The full edition is available for download here. This monthly publication is edited by Marcel Chimwala.
New mining law tough on stone peddling
By Madalitso Mhango & Evetar Chinsolo
The honeymoon will be over for smugglers of Malawi’s precious stones when the new Mines and Minerals Act comes into effect as the new law has stipulated stiff measures against stone peddlers in order to allow that marketing of minerals is conducted in an organized platform that generates adequate revenue in form of taxes for the government.
According to the Mines and Minerals bill, any person who possesses, purchases or sells any reserved mineral in its raw state is guilty of an offence and upon conviction is liable to a fine as prescribed in the regulations or to imprisonment for a period of not exceeding one year, or both such fine and imprisonment.
Malawi is, currently, losing billions of kwachas through stone smuggling mainly targeting precious minerals including gold and gemstones, according to a report by the Malawi miner’s tax force.
The quality and quantity and value of the stones do not match the declared value of the exported gemstones,
says the report.
The proposed law says an application for a reserved mineral license is to be made to the Commissioner for Mines in a prescribed form and shall be accompanied by the extension fee.

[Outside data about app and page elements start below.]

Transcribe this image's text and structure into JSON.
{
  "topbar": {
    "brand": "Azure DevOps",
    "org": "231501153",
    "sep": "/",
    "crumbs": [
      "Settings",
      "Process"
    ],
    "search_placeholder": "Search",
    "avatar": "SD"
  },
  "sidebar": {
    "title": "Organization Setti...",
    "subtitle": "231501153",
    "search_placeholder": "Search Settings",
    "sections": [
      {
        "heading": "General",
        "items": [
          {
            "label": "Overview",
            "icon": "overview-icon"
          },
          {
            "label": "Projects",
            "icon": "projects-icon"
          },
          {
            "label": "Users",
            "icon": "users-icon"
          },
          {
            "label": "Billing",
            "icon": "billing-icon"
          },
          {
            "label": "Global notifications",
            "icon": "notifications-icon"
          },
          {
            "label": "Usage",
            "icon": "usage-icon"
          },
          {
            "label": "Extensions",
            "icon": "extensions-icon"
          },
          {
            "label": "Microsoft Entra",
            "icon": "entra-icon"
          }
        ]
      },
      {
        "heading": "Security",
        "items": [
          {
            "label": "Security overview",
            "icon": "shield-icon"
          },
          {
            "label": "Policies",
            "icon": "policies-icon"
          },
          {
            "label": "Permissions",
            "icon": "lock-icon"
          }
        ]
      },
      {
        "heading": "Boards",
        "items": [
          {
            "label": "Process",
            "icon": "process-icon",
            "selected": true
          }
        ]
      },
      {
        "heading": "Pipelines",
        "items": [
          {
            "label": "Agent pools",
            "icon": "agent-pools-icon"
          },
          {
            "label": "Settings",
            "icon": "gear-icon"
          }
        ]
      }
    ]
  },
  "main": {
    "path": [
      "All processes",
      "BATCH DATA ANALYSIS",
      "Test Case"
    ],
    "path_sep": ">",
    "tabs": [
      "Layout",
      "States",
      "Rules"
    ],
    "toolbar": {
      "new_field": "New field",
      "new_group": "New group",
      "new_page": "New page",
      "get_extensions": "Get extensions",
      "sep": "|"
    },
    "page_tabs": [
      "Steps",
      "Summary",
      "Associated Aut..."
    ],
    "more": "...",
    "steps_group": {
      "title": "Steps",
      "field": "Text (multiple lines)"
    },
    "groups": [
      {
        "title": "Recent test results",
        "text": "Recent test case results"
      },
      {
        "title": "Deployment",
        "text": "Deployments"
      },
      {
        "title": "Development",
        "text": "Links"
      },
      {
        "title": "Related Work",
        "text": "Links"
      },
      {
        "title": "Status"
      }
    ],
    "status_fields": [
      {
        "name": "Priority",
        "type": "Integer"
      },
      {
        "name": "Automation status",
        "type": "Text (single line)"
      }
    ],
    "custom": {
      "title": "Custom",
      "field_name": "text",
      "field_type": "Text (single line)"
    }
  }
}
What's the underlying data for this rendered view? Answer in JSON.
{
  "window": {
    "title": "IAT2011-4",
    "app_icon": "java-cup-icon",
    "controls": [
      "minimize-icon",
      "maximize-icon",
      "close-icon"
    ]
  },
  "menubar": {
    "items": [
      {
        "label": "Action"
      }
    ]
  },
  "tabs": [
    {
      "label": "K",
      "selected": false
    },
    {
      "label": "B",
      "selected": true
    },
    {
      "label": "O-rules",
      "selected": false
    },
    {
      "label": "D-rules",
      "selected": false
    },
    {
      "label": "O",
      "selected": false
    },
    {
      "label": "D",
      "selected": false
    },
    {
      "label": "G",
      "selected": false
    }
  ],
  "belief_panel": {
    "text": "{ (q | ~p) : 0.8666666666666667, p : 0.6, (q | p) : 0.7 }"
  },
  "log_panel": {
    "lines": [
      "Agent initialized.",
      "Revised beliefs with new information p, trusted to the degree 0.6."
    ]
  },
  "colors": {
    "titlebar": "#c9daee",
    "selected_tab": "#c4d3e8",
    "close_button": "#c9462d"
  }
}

The licenses will be granted to any licensed bank and any person who is fit to hold such a license and who understands the provisions of this Act.
The licenses will have a validity of one year and they will be renewed on payment of the prescribed fee hence the license is not transferable as it may be cancelled at anytime if the licensee is convicted and unfit to hold the license.
Even though the license will be granted to the mineral possessors, the holders are limited from purchasing any reserved minerals in their raw form from any person.
The law, however, says there is no restriction of granting licenses to museum, education or scientific establishment from the possessing amounts of reserved minerals for the purpose of display as far as teaching or scientific study is concerned.
The new law also stipulates tough conditions for contractors who happen to discover precious minerals.
Any contractor constructing public works that inadvertently discovers reserved mineral into the course of its work shall inform the discovery to Registrar of Mineral Tenements within 30 calendar days of its discovery,
says the Bill.
The Mines and Minerals Bill was expected to be tabled in parliament last year but the house referred it back to the Ministry of Natural Resources, Energy and Mining after noticing anomalies in some clauses in the document that needed to be rectified.
Malawi hopes the introduction of the new Act will ensure sanity in the sector to enable the government generate more revenue, which is lost through unscrupulous and black market deals.
Mining used to contribute 10% to the country’s Gross Domestic Product (GDP) when the mothballed Kayelekera Uranium Mine was up and running but now its contribution to GDP has plummeted to less than 5%, according to the World Bank.